1. Peter Margulies, Summary of the en banc argument before the 2nd Circuit in Arar v. Ashcroft
For those of you who are interested in how the 2nd Circuit might rule after en banc review in the Arar litigation (i.e., the civil litigation brought by Maher Arar based on his treatment upon seizure at JFK Airport and his subsequent transfer to Syria), I am forwarding a summary of the oral argument produced by Prof. Peter Margulies of Roger Williams. C-Span broadcast the oral argument by the way, and though the video is not yet posted on their website I am told that they might be replaying it this Saturday evening.
2. Project on National Security Reform, “Forging a New Shield”
This multi-year project recommends substantial reforms to the national security establishment. An overview, with links to the full document (weighing in at more than 800 pages) and the executive summary (just 33 pages), is here:http://www.pnsr.org/web/module/press/pressID/136/interior.asp. From the press release:
Among the PNSR’s key recommendations are:
• Establishing a President’s Security Council to replace the National Security Council and Homeland Security.
• Creating an empowered Director for National Security in the Executive Office of the President.
• Initiating the process of shifting highly collaborative, mission-focused interagency teams for priority issues.
• Mandating annual National Security Planning Guidance and an integrated national security budget.
• Building an interagency personnel system, including a National Security Professional Corps.
• Establishing a Chief Knowledge Officer in the PSC Executive Secretariat to ensure that the national security system as a whole can develop, store,retrieve and share knowledge.
• Forming Select Committees on National Security in the Senate and House of Representatives.
3. Complex Terrain Lab online symposium: “Cities and the Scientific Way of Warfare”
This is fascinating.

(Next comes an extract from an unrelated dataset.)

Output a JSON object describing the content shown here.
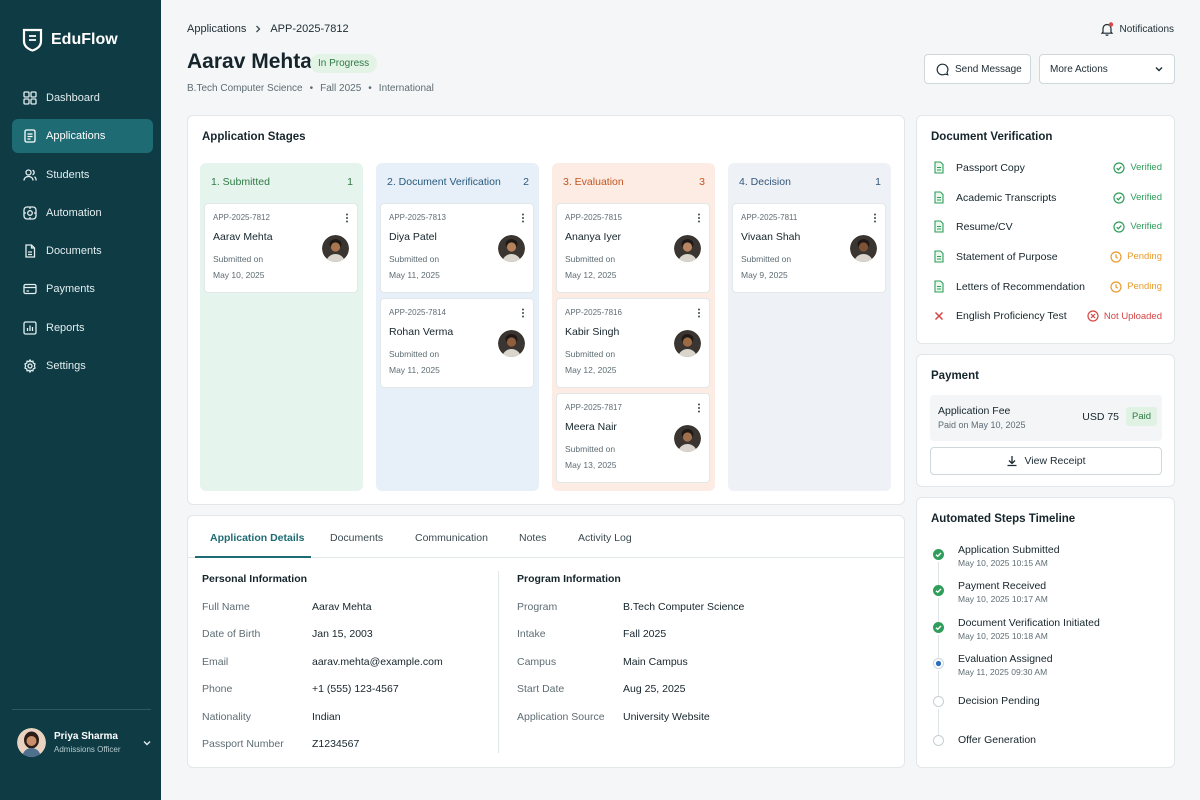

CTL is doing extremely interesting work.
4. Forthcoming Scholarship
THE IMPACT OF GLOBALIZATION ON THE UNITED STATES: LAW AND GOVERNANCE, B. Crawford, ed., Vol. 2, 2008
UC Berkeley Public Law Research Paper No. 1299924
This article, a chapter from a three-volume study of the effects of globalization on domestic law, society and economics, considers implications for domestic administration when ”globalization comes home” in the form of terrorism risk management. Specifically, it explores tensions between the need to enlist private actors in the governance of global terror risks on the domestic front, and the traditional model of domestic public administration. In this context, policymakers must often rely on private firms’ choices regarding risk assessment. These governance choices are frequently made outside public accountability safeguards. Yet the private actors who make them are driven by economic incentives and risk decision models that might cause their behavior to ignore what are essentially public risks, thereby undermining their effectiveness.
The chapter gives an overview of these challenges and argues that the prevailing model of public reliance on voluntary self-regulation by private critical infrastructure entities fails to meet them. Delegating choices wholesale to private actors neither furthers important public accountability norms nor overcomes incentive problems that hinder effective market responses to the problem. The chapter then briefly explores alternative models of public-sector involvement in critical infrastructure governance that may hold promise in rendering private-sector decisions more accountable to both policy goals and public norms.
THE STANFORD HANDBOOK OF COMPARATIVE CRIMINAL LAW, Kevin Jon Heller, Markus Dirk Dubber, eds., 2009
The Rome Statute of the International Criminal Court is both inspiring and frustrating. On the one hand, by providing detailed definitions of the core international crimes, the possible modes of participation in those crimes, and the permissible grounds for excluding criminal responsibility, the Statute represents the international community’s most ambitious attempt to create a general and special part of international criminal law. On the other hand, most of the drafters of the Statute were diplomats who had no practical criminal law experience of any kind, much less academic expertise in international criminal law or comparative criminal law. As a result, the Rome Statute’s substantive provisions are often confusing, contradictory, and of uncertain application – an “unsystematic conglomeration from a variety of legal traditions,” as one scholar has memorably put it.
This draft book chapter attempts to provide a systematic and comparative overview of the substantive criminal law of the Rome Statute. Section I provides an introduction to the Statute: its drafting history, jurisdictional principles, sources of law, and rules of procedure and evidence. Section II discusses the Statute’s general part: theories of punishment, liability requirements (acts and omissions, material and mental elements, modes of participation), defenses, and sanctions. Finally, Section III examines the Statute’s special part: the conceptual structure of the crimes within the jurisdiction of the Court and the crimes themselves: genocide, crimes against humanity, war crimes, and aggression.
The chapter is aimed primarily at domestic criminal law scholars, particularly those with an interest in comparative criminal law. But it should be of interest to international criminal law scholars, as well.